The task> Take the entries below and reproduce them word for word.

Data>

§

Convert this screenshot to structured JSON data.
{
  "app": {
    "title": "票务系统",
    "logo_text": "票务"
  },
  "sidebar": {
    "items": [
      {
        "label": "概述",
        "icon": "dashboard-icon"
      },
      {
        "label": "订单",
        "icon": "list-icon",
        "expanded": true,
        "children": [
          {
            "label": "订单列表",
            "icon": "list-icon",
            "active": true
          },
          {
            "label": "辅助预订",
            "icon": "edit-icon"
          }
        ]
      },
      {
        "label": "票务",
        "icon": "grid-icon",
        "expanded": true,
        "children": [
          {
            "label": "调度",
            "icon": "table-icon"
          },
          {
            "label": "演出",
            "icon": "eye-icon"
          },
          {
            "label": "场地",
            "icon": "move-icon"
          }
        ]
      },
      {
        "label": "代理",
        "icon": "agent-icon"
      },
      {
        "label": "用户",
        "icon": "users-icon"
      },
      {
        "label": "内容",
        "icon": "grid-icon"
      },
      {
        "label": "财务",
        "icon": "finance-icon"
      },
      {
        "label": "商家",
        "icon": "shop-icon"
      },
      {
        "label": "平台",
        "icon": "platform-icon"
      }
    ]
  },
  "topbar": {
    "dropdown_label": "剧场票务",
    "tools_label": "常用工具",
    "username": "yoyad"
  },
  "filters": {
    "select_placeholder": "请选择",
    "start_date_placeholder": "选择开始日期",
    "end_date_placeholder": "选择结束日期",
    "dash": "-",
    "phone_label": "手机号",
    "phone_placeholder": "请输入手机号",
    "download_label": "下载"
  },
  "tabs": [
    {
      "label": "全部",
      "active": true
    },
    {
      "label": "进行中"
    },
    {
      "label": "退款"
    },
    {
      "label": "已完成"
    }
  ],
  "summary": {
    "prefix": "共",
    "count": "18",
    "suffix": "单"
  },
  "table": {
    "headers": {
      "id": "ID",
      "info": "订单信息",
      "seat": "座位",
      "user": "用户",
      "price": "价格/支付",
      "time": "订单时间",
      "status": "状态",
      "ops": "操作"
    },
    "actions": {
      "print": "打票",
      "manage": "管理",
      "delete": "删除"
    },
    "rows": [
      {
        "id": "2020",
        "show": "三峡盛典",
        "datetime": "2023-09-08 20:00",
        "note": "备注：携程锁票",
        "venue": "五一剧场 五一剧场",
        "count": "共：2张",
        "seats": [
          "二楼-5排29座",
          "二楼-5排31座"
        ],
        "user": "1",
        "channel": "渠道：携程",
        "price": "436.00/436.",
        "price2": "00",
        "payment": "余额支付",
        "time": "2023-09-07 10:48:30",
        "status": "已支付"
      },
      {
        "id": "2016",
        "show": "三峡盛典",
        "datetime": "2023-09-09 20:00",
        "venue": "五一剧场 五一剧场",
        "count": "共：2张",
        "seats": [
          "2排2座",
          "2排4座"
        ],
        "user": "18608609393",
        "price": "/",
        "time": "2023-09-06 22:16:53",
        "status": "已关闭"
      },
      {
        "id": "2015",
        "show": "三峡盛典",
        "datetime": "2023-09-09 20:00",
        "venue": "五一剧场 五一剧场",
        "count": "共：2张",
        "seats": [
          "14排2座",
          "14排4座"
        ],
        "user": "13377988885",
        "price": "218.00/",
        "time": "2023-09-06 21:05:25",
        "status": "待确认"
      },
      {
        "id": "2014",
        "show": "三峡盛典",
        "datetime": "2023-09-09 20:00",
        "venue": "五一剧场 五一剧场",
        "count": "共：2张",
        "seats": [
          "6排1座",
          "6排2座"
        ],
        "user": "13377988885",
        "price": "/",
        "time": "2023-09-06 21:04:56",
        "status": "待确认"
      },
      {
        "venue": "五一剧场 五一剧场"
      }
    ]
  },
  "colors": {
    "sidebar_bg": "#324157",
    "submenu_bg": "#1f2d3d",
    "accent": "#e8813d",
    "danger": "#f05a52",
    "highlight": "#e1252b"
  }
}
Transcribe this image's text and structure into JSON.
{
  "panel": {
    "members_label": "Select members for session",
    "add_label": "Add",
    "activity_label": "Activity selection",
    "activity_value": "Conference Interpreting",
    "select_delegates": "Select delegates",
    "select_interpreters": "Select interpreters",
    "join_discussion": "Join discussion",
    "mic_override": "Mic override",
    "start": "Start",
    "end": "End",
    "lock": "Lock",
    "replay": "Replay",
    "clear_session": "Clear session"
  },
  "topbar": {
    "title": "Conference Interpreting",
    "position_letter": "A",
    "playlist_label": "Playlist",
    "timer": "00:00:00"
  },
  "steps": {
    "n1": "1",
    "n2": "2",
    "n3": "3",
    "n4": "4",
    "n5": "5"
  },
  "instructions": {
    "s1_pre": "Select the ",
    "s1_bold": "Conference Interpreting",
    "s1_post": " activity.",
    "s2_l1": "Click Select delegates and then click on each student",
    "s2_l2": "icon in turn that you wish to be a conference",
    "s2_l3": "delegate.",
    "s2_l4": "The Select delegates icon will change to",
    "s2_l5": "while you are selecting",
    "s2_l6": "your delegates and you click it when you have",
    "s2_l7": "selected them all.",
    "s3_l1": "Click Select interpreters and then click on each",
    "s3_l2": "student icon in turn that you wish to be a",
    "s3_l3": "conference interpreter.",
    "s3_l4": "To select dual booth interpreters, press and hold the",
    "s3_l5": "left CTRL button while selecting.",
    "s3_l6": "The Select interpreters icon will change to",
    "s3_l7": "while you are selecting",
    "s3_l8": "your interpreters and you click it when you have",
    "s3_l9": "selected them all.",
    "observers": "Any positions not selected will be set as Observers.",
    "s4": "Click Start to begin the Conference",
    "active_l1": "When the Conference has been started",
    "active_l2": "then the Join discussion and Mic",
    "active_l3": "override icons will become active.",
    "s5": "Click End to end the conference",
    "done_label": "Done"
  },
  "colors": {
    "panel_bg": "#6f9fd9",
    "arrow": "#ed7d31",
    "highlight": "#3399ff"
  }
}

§

Result of this task>
Convert this screenshot to structured JSON data.
{
  "app": {
    "title": "票务系统",
    "logo_text": "票务"
  },
  "sidebar": {
    "items": [
      {
        "label": "概述",
        "icon": "dashboard-icon"
      },
      {
        "label": "订单",
        "icon": "list-icon",
        "expanded": true,
        "children": [
          {
            "label": "订单列表",
            "icon": "list-icon",
            "active": true
          },
          {
            "label": "辅助预订",
            "icon": "edit-icon"
          }
        ]
      },
      {
        "label": "票务",
        "icon": "grid-icon",
        "expanded": true,
        "children": [
          {
            "label": "调度",
            "icon": "table-icon"
          },
          {
            "label": "演出",
            "icon": "eye-icon"
          },
          {
            "label": "场地",
            "icon": "move-icon"
          }
        ]
      },
      {
        "label": "代理",
        "icon": "agent-icon"
      },
      {
        "label": "用户",
        "icon": "users-icon"
      },
      {
        "label": "内容",
        "icon": "grid-icon"
      },
      {
        "label": "财务",
        "icon": "finance-icon"
      },
      {
        "label": "商家",
        "icon": "shop-icon"
      },
      {
        "label": "平台",
        "icon": "platform-icon"
      }
    ]
  },
  "topbar": {
    "dropdown_label": "剧场票务",
    "tools_label": "常用工具",
    "username": "yoyad"
  },
  "filters": {
    "select_placeholder": "请选择",
    "start_date_placeholder": "选择开始日期",
    "end_date_placeholder": "选择结束日期",
    "dash": "-",
    "phone_label": "手机号",
    "phone_placeholder": "请输入手机号",
    "download_label": "下载"
  },
  "tabs": [
    {
      "label": "全部",
      "active": true
    },
    {
      "label": "进行中"
    },
    {
      "label": "退款"
    },
    {
      "label": "已完成"
    }
  ],
  "summary": {
    "prefix": "共",
    "count": "18",
    "suffix": "单"
  },
  "table": {
    "headers": {
      "id": "ID",
      "info": "订单信息",
      "seat": "座位",
      "user": "用户",
      "price": "价格/支付",
      "time": "订单时间",
      "status": "状态",
      "ops": "操作"
    },
    "actions": {
      "print": "打票",
      "manage": "管理",
      "delete": "删除"
    },
    "rows": [
      {
        "id": "2020",
        "show": "三峡盛典",
        "datetime": "2023-09-08 20:00",
        "note": "备注：携程锁票",
        "venue": "五一剧场 五一剧场",
        "count": "共：2张",
        "seats": [
          "二楼-5排29座",
          "二楼-5排31座"
        ],
        "user": "1",
        "channel": "渠道：携程",
        "price": "436.00/436.",
        "price2": "00",
        "payment": "余额支付",
        "time": "2023-09-07 10:48:30",
        "status": "已支付"
      },
      {
        "id": "2016",
        "show": "三峡盛典",
        "datetime": "2023-09-09 20:00",
        "venue": "五一剧场 五一剧场",
        "count": "共：2张",
        "seats": [
          "2排2座",
          "2排4座"
        ],
        "user": "18608609393",
        "price": "/",
        "time": "2023-09-06 22:16:53",
        "status": "已关闭"
      },
      {
        "id": "2015",
        "show": "三峡盛典",
        "datetime": "2023-09-09 20:00",
        "venue": "五一剧场 五一剧场",
        "count": "共：2张",
        "seats": [
          "14排2座",
          "14排4座"
        ],
        "user": "13377988885",
        "price": "218.00/",
        "time": "2023-09-06 21:05:25",
        "status": "待确认"
      },
      {
        "id": "2014",
        "show": "三峡盛典",
        "datetime": "2023-09-09 20:00",
        "venue": "五一剧场 五一剧场",
        "count": "共：2张",
        "seats": [
          "6排1座",
          "6排2座"
        ],
        "user": "13377988885",
        "price": "/",
        "time": "2023-09-06 21:04:56",
        "status": "待确认"
      },
      {
        "venue": "五一剧场 五一剧场"
      }
    ]
  },
  "colors": {
    "sidebar_bg": "#324157",
    "submenu_bg": "#1f2d3d",
    "accent": "#e8813d",
    "danger": "#f05a52",
    "highlight": "#e1252b"
  }
}
Transcribe this image's text and structure into JSON.
{
  "panel": {
    "members_label": "Select members for session",
    "add_label": "Add",
    "activity_label": "Activity selection",
    "activity_value": "Conference Interpreting",
    "select_delegates": "Select delegates",
    "select_interpreters": "Select interpreters",
    "join_discussion": "Join discussion",
    "mic_override": "Mic override",
    "start": "Start",
    "end": "End",
    "lock": "Lock",
    "replay": "Replay",
    "clear_session": "Clear session"
  },
  "topbar": {
    "title": "Conference Interpreting",
    "position_letter": "A",
    "playlist_label": "Playlist",
    "timer": "00:00:00"
  },
  "steps": {
    "n1": "1",
    "n2": "2",
    "n3": "3",
    "n4": "4",
    "n5": "5"
  },
  "instructions": {
    "s1_pre": "Select the ",
    "s1_bold": "Conference Interpreting",
    "s1_post": " activity.",
    "s2_l1": "Click Select delegates and then click on each student",
    "s2_l2": "icon in turn that you wish to be a conference",
    "s2_l3": "delegate.",
    "s2_l4": "The Select delegates icon will change to",
    "s2_l5": "while you are selecting",
    "s2_l6": "your delegates and you click it when you have",
    "s2_l7": "selected them all.",
    "s3_l1": "Click Select interpreters and then click on each",
    "s3_l2": "student icon in turn that you wish to be a",
    "s3_l3": "conference interpreter.",
    "s3_l4": "To select dual booth interpreters, press and hold the",
    "s3_l5": "left CTRL button while selecting.",
    "s3_l6": "The Select interpreters icon will change to",
    "s3_l7": "while you are selecting",
    "s3_l8": "your interpreters and you click it when you have",
    "s3_l9": "selected them all.",
    "observers": "Any positions not selected will be set as Observers.",
    "s4": "Click Start to begin the Conference",
    "active_l1": "When the Conference has been started",
    "active_l2": "then the Join discussion and Mic",
    "active_l3": "override icons will become active.",
    "s5": "Click End to end the conference",
    "done_label": "Done"
  },
  "colors": {
    "panel_bg": "#6f9fd9",
    "arrow": "#ed7d31",
    "highlight": "#3399ff"
  }
}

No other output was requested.